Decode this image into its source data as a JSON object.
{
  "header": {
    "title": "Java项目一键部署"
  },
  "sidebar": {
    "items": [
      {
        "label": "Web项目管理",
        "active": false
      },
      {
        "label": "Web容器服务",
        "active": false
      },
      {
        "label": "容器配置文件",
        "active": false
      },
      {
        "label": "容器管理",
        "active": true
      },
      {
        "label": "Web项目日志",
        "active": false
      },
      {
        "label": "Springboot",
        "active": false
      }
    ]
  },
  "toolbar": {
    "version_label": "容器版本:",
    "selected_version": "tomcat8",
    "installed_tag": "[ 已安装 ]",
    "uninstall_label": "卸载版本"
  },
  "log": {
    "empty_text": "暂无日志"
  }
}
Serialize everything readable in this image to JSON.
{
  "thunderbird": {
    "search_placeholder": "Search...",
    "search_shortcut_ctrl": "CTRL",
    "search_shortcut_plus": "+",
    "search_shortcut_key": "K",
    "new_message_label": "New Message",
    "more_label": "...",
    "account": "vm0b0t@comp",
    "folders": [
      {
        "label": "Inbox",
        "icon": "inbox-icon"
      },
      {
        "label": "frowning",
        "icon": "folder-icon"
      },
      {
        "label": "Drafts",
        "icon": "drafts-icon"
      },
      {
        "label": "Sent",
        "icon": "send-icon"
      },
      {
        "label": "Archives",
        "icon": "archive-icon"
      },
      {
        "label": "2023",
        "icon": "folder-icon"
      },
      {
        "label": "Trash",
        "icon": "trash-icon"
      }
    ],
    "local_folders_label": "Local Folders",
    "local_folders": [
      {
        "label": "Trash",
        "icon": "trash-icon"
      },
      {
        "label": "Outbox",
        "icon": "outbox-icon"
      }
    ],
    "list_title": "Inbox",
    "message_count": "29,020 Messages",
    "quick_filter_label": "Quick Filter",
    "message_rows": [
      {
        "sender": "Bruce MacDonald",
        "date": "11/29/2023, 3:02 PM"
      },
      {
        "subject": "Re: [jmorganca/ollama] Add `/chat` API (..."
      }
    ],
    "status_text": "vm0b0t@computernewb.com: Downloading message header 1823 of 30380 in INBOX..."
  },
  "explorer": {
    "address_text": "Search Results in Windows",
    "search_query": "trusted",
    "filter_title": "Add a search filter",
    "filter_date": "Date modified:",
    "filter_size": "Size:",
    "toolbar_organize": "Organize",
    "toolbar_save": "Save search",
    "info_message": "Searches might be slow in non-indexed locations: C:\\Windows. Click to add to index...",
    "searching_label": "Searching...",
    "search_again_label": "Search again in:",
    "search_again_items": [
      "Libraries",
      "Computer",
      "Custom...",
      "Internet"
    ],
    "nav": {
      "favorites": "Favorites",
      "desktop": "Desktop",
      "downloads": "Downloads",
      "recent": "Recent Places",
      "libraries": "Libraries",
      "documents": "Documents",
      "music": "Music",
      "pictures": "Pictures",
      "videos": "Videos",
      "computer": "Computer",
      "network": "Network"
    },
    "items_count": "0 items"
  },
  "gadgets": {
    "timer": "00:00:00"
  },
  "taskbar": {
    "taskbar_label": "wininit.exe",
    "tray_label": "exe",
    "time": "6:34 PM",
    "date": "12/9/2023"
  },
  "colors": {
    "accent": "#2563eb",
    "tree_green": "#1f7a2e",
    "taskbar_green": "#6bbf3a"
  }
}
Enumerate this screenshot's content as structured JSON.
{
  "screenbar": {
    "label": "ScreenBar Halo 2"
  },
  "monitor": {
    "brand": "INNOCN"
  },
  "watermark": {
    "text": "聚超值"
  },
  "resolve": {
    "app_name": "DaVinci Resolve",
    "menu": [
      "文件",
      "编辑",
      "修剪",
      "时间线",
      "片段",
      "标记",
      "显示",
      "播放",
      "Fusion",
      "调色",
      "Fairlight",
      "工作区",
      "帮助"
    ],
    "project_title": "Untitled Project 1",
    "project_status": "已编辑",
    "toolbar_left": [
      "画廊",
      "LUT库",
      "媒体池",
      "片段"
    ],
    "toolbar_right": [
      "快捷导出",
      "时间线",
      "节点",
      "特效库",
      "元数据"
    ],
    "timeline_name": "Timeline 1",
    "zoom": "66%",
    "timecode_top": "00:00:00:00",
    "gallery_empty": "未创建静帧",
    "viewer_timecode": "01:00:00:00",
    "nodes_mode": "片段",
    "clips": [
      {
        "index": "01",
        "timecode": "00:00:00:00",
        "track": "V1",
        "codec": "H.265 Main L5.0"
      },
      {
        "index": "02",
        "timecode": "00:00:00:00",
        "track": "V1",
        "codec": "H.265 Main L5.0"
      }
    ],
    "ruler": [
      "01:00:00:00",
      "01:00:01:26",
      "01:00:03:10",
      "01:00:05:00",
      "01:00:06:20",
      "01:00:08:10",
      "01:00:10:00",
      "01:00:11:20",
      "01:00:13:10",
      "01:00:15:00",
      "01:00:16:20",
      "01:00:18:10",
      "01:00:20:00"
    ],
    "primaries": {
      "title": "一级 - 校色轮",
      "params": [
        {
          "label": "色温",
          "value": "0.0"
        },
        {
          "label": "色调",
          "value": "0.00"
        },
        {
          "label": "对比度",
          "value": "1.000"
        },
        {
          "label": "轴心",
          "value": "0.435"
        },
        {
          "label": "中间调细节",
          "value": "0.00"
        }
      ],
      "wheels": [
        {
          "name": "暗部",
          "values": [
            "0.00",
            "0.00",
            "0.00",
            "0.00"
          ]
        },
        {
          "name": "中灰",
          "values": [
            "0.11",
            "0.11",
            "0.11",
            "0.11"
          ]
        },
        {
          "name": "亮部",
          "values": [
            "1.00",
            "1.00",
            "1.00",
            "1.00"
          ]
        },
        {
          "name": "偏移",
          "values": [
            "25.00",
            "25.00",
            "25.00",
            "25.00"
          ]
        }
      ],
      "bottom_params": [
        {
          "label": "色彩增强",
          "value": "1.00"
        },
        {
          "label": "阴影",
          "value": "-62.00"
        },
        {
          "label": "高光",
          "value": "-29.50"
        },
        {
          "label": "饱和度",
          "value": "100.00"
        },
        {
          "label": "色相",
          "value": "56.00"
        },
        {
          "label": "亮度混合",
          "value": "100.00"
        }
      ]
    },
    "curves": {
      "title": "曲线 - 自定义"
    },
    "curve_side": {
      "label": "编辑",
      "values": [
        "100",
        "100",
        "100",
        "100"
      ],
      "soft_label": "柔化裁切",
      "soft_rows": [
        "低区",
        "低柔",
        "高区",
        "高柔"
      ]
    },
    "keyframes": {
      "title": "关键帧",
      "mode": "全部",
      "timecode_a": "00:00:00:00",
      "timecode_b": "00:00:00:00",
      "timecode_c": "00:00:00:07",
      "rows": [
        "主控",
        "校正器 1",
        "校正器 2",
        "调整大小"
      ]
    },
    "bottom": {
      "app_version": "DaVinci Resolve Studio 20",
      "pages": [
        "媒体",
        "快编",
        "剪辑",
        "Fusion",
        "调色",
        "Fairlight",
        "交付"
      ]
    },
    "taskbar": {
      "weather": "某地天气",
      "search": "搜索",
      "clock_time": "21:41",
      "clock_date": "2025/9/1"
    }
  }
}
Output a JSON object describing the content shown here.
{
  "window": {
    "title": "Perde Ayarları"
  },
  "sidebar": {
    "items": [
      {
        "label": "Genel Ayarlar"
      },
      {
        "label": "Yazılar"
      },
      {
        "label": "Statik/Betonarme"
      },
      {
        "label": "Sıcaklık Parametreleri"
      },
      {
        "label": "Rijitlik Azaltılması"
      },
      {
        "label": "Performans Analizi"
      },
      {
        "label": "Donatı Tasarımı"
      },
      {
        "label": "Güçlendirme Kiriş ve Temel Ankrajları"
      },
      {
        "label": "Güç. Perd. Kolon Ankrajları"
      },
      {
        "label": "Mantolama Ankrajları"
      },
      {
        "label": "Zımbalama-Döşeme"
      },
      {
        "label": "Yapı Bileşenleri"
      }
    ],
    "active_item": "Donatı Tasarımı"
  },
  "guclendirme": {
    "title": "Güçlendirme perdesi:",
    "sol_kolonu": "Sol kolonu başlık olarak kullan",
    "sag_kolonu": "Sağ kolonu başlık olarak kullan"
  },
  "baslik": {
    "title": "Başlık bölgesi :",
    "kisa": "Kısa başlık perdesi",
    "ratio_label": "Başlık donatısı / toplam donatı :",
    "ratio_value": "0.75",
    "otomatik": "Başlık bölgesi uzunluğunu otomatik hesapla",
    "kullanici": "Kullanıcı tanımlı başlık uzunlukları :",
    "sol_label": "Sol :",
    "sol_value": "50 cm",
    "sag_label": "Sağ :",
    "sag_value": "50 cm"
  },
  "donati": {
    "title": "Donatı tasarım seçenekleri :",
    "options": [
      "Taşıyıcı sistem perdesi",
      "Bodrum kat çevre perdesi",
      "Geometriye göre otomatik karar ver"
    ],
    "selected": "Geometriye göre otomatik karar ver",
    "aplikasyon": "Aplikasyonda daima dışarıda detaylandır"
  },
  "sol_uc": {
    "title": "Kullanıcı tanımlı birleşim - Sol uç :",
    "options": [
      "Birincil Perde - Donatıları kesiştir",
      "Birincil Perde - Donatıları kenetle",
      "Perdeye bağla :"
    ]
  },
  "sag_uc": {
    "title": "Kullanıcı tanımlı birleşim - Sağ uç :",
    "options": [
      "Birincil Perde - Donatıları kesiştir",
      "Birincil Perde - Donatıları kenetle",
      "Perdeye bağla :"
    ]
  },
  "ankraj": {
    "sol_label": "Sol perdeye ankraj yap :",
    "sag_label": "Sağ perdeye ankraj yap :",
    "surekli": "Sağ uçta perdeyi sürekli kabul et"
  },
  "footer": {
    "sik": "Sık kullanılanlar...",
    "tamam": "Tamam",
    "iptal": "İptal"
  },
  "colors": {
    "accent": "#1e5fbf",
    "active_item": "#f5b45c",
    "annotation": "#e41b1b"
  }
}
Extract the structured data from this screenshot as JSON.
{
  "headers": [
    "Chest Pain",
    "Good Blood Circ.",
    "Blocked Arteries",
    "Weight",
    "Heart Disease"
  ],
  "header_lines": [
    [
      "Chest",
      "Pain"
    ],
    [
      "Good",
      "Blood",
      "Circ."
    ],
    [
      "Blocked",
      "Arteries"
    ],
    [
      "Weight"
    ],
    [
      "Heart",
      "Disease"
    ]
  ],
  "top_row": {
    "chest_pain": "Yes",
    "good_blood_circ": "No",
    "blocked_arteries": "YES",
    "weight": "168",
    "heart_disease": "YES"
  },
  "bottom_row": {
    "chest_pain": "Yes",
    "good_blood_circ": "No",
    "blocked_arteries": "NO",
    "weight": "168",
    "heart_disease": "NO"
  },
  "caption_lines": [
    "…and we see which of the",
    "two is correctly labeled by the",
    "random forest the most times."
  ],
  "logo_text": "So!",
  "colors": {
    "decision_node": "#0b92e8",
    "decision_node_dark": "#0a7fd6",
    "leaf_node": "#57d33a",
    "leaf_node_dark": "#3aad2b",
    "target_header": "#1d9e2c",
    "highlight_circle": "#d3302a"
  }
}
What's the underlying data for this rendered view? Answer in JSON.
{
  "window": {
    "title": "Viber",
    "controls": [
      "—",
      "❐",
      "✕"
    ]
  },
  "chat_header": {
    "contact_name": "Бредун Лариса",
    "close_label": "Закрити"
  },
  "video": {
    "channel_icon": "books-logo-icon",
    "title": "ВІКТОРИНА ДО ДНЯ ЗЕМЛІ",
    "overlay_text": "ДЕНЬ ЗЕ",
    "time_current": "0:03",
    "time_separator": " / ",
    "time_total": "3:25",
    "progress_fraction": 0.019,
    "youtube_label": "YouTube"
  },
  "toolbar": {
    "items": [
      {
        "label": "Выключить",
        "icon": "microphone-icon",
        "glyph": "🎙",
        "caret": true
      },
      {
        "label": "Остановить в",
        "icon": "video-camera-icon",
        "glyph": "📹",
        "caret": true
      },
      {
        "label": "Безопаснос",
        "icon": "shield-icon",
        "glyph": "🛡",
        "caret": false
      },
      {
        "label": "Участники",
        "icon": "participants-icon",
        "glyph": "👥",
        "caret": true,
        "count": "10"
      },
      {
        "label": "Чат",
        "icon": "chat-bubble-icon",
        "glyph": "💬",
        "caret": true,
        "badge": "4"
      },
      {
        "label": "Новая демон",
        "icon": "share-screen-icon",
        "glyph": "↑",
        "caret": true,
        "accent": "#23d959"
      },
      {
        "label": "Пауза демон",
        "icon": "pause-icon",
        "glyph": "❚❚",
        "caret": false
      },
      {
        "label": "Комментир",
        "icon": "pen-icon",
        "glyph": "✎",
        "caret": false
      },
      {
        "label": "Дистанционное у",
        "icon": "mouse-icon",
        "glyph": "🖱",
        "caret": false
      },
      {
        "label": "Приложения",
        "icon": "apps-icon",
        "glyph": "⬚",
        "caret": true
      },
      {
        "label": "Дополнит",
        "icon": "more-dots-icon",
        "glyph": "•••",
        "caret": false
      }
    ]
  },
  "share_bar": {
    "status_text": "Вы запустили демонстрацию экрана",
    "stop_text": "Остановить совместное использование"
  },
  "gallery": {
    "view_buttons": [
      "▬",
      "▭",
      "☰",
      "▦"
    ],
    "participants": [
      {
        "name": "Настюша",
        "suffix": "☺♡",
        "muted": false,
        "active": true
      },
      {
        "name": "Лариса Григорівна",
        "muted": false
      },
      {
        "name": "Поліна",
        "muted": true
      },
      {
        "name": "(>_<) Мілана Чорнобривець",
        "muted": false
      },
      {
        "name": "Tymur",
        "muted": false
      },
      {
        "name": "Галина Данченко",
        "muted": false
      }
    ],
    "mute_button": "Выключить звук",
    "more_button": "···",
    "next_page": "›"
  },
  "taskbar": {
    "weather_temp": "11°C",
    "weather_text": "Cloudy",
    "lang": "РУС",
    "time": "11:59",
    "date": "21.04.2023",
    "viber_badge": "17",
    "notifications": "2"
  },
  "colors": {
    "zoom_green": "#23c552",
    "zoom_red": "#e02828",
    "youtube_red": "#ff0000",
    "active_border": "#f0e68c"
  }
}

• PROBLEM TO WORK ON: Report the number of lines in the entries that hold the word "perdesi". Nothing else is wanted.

• TASK SOLUTION: 4